Only the lines holding "Check" are wanted; find them in the listing and return each one.

### DATA IN THIS EXERCISE:

::::

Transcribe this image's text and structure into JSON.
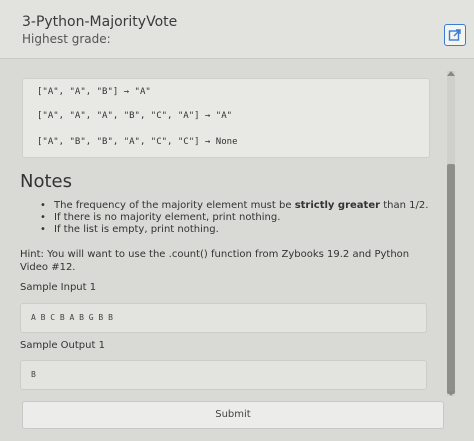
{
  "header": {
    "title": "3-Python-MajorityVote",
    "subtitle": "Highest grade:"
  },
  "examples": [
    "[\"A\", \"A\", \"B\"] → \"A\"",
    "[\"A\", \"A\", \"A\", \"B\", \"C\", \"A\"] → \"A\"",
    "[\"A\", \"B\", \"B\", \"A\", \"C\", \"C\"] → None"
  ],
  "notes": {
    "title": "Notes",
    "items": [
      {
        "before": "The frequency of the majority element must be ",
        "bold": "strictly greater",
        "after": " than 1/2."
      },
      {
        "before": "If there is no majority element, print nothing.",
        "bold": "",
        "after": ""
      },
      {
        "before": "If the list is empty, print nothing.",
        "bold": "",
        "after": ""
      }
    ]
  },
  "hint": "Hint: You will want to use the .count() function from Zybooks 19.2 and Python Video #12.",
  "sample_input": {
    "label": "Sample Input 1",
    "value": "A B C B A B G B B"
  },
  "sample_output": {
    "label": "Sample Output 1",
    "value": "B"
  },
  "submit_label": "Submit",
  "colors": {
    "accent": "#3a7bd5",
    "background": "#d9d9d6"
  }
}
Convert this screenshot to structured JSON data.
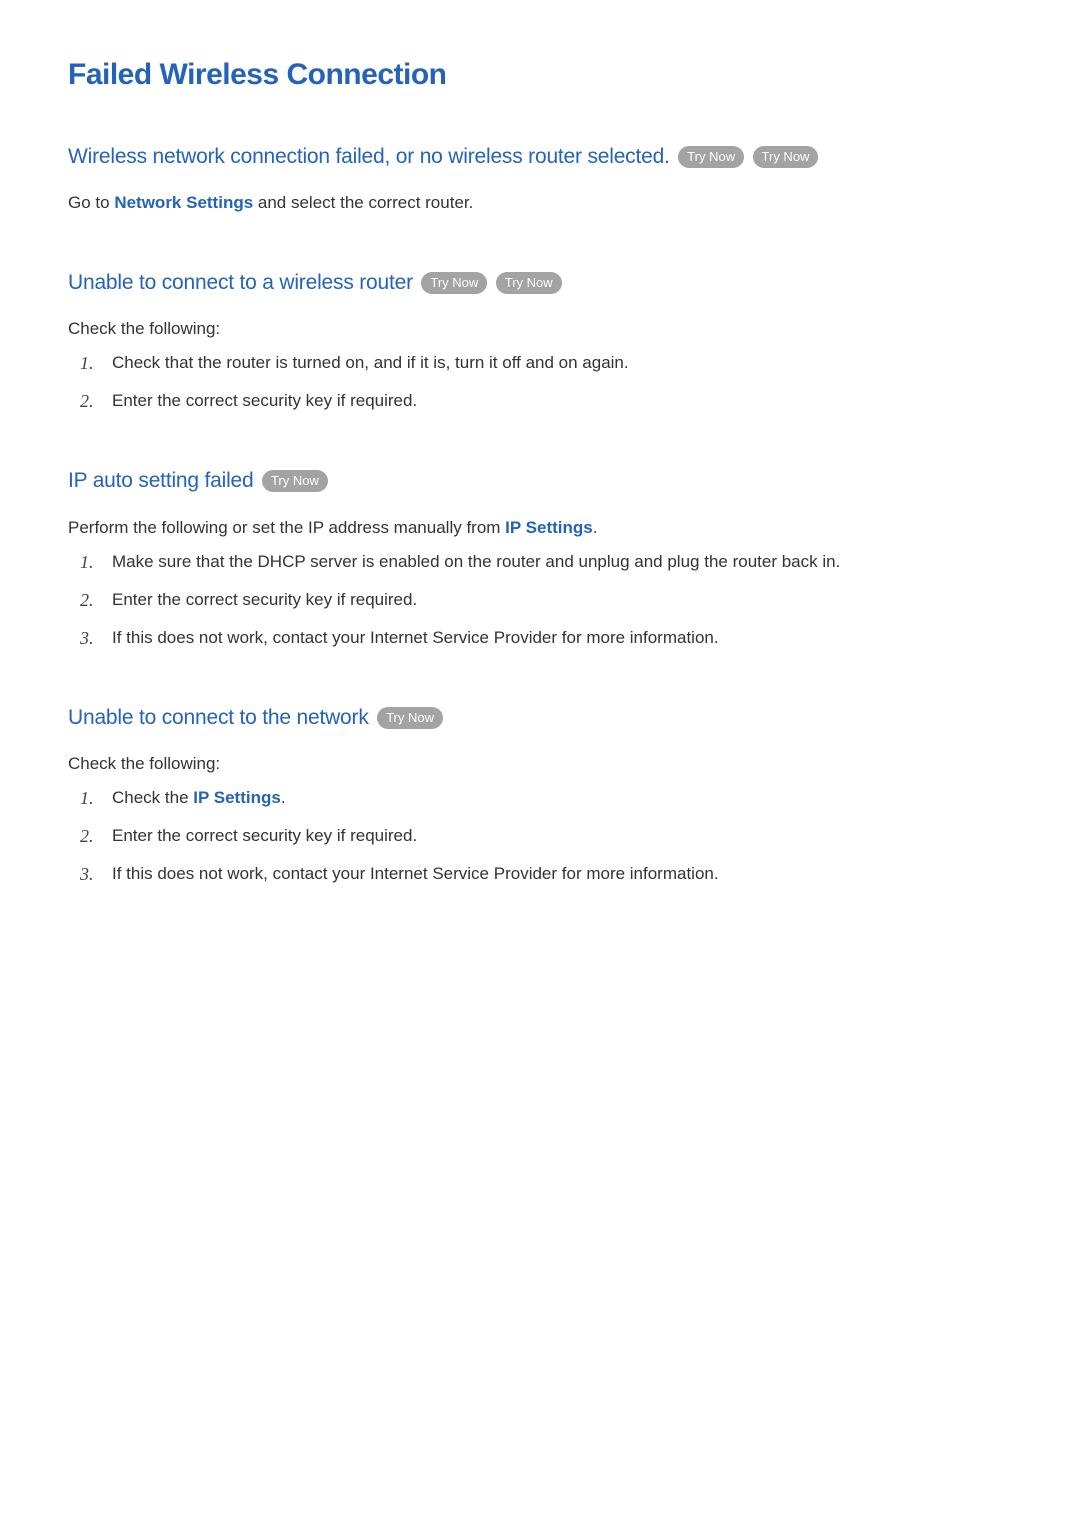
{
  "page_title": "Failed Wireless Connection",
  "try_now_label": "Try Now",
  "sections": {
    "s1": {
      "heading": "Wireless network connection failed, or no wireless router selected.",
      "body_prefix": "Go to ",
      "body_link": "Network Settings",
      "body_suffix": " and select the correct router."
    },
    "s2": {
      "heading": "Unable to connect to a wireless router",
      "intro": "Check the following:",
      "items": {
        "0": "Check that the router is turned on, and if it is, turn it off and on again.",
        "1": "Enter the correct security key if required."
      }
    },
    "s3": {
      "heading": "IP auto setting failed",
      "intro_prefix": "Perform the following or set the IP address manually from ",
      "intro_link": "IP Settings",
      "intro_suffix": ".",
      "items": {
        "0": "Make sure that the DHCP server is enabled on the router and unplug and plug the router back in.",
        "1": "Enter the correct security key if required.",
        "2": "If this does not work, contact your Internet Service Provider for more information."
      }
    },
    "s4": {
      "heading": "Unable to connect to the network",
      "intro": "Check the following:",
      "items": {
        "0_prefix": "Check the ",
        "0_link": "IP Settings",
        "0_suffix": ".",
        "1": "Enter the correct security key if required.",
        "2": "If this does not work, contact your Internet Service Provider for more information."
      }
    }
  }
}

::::

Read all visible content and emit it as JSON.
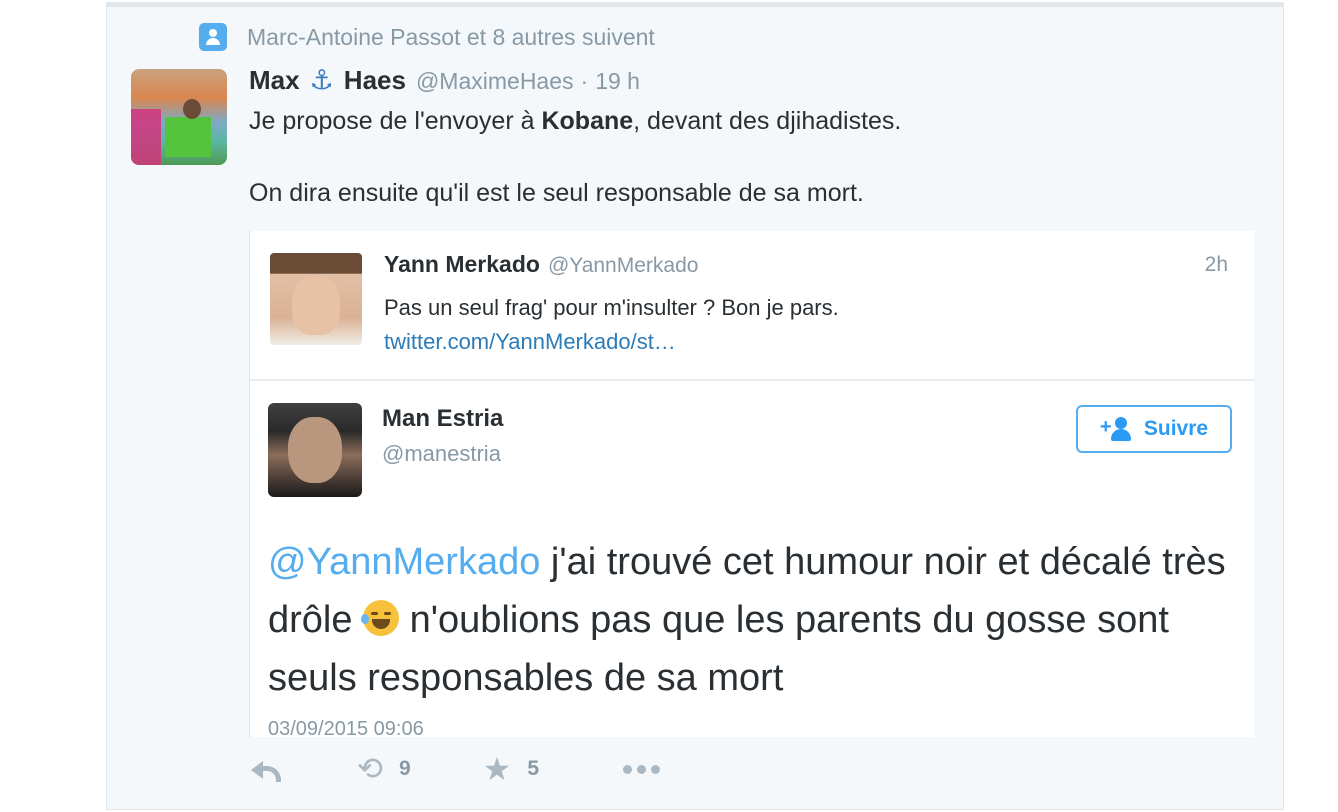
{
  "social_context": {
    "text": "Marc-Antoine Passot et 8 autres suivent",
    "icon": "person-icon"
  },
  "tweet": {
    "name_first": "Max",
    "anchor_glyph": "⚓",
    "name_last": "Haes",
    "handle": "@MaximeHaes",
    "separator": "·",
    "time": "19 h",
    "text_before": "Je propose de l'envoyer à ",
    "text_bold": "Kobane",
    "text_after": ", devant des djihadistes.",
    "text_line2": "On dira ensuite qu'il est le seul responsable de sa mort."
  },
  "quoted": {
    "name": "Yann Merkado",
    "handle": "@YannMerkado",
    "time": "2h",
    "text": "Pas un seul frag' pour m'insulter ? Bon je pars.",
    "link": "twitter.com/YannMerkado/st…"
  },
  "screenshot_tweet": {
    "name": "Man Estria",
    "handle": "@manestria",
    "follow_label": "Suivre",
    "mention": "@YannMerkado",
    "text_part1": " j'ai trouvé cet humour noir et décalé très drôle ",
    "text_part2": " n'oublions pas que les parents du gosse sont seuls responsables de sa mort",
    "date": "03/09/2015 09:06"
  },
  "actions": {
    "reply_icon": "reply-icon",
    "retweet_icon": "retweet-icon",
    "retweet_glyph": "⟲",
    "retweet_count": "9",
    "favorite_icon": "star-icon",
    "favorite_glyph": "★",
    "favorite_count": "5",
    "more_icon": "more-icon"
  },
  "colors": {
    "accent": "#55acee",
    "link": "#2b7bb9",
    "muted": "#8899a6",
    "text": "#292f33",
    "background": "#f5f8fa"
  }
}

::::

### SOLUTION FOR THIS PROBLEM:
      "intro": "Check the following:",
        "0": "Check that the router is turned on, and if it is, turn it off and on again.",
      "intro": "Check the following:",
        "0_prefix": "Check the ",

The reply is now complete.